The Need for Valuation

While planning to issue stocks or raise more investment, business owners opt for valuation to know their company’s worth. Usually, a venture benefits more from these estimates in the starting phase. A general idea of the value enables founders to understand how the market and customers see their brand. Besides, business owners planning for a succession plan or exit can also use the value to their benefit.

In addition, there’s another lucrative approach to using the valuation and that’s decision making. Let’s learn how.

Decision Making Using Valuation

If you know your business’ worth, you can always make better decisions. Some areas where this number can help include estate planning, creating incentive plans for managers, setting buy/sell agreements, and determining the need for life insurance. Moreover, it also helps you understand which areas you need to focus more for better business growth, such as:

  • Cash Flow: Before investing in a business, investors emphasize its future cash flows. Thus, with a knowledge of your current business value, you can decide how to enhance gross margins and revenue.
  • Business Risk: Lower the risk, lesser can be an investor’s demand of rate of return. Thus, understand the reliance factors of a business through valuation can help you cut down on risk factors.

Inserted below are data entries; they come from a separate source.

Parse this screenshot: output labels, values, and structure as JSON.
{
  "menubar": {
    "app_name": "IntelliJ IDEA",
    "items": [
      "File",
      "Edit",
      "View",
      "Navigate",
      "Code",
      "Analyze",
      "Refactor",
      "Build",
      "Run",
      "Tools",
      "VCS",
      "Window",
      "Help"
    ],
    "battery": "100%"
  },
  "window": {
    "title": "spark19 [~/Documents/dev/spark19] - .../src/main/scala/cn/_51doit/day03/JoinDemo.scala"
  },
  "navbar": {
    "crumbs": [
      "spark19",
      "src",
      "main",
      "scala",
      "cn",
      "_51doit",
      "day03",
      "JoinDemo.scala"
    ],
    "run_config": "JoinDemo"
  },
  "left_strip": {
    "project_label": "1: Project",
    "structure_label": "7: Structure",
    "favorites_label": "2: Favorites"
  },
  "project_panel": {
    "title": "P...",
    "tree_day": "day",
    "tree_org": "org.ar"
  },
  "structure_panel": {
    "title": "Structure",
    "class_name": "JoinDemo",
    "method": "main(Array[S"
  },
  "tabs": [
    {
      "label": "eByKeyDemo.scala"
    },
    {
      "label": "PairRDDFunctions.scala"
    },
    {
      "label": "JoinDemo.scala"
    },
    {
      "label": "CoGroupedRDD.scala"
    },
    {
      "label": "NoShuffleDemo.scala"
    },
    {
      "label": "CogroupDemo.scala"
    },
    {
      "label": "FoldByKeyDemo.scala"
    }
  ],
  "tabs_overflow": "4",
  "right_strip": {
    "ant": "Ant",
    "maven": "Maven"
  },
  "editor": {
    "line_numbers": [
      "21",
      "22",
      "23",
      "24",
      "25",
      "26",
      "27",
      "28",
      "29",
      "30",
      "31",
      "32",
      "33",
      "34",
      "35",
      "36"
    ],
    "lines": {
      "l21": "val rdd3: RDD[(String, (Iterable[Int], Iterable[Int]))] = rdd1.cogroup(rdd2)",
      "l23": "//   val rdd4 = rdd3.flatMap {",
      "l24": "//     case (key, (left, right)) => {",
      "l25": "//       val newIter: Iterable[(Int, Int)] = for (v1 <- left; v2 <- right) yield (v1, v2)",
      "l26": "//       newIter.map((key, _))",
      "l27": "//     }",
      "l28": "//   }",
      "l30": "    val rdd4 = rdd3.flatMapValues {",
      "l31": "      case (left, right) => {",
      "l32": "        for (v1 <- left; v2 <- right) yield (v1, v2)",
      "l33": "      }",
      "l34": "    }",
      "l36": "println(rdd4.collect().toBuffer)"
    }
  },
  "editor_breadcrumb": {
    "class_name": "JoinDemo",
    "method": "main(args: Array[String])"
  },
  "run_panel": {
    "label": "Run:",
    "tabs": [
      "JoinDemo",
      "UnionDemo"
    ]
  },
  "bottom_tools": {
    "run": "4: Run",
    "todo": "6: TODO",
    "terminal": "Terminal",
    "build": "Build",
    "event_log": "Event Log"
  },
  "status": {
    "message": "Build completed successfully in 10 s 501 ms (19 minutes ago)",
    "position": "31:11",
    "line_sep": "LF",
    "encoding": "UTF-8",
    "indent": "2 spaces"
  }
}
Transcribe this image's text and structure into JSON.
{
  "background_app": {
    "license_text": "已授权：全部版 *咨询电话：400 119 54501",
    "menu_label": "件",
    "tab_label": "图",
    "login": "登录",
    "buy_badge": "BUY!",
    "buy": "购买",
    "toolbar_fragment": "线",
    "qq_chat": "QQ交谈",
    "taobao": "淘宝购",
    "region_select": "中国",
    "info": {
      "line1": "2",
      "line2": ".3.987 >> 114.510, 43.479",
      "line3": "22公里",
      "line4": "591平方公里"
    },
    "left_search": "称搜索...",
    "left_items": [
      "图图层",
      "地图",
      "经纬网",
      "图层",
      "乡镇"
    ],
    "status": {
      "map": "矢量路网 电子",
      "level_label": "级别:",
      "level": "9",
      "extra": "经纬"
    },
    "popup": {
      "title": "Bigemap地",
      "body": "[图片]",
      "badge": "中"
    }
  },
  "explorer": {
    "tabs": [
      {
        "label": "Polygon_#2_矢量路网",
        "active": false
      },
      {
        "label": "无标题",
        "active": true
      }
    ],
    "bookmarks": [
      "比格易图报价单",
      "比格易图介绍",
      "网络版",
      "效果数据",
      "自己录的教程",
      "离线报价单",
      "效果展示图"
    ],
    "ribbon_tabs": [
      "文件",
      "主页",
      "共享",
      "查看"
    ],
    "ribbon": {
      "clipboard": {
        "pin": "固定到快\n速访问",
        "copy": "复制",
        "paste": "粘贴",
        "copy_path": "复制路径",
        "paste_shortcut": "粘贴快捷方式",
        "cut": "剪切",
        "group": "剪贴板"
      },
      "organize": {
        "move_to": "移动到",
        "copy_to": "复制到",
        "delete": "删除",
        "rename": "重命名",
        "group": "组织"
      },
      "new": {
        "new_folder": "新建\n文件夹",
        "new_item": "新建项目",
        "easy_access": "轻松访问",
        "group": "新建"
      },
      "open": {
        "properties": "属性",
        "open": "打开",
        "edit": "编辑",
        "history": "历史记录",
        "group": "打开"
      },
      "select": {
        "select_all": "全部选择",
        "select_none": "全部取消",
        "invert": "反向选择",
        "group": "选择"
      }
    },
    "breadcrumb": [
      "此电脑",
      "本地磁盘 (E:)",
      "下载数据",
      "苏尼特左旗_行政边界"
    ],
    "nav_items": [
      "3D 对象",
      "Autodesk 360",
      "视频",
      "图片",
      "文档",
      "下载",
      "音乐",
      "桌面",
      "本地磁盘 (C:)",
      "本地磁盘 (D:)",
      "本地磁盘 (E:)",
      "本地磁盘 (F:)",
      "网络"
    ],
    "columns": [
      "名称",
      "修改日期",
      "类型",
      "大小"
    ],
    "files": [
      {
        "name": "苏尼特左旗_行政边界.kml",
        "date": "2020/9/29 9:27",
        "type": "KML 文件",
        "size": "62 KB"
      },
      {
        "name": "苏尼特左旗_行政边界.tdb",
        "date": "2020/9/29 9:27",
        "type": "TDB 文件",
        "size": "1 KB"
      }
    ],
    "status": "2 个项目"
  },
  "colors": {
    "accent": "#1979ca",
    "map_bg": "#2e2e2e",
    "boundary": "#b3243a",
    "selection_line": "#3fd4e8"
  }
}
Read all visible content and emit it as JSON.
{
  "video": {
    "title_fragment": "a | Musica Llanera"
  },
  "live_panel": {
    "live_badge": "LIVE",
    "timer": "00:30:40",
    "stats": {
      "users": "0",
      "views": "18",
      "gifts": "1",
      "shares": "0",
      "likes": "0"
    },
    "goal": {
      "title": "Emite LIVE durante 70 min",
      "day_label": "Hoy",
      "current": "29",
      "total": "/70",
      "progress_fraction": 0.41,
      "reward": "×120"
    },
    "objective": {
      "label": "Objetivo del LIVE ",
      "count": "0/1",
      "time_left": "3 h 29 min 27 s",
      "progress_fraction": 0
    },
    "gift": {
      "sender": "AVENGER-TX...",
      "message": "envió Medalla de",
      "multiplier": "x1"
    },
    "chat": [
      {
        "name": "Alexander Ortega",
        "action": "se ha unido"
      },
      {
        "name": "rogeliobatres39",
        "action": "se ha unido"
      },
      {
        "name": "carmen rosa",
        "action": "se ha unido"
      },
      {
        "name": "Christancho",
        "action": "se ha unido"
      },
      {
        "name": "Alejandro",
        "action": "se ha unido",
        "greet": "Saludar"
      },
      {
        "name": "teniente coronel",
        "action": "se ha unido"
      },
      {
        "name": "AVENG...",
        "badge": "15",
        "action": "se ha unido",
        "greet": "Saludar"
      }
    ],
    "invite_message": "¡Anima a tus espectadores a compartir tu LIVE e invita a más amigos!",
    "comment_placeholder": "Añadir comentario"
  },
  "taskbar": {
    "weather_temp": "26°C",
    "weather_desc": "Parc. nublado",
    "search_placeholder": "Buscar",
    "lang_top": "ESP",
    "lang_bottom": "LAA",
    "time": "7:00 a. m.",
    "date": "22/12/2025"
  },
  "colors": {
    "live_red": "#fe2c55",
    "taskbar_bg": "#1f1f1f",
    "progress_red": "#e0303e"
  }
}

In short, business valuations can be useful investments for better business growth and revenue.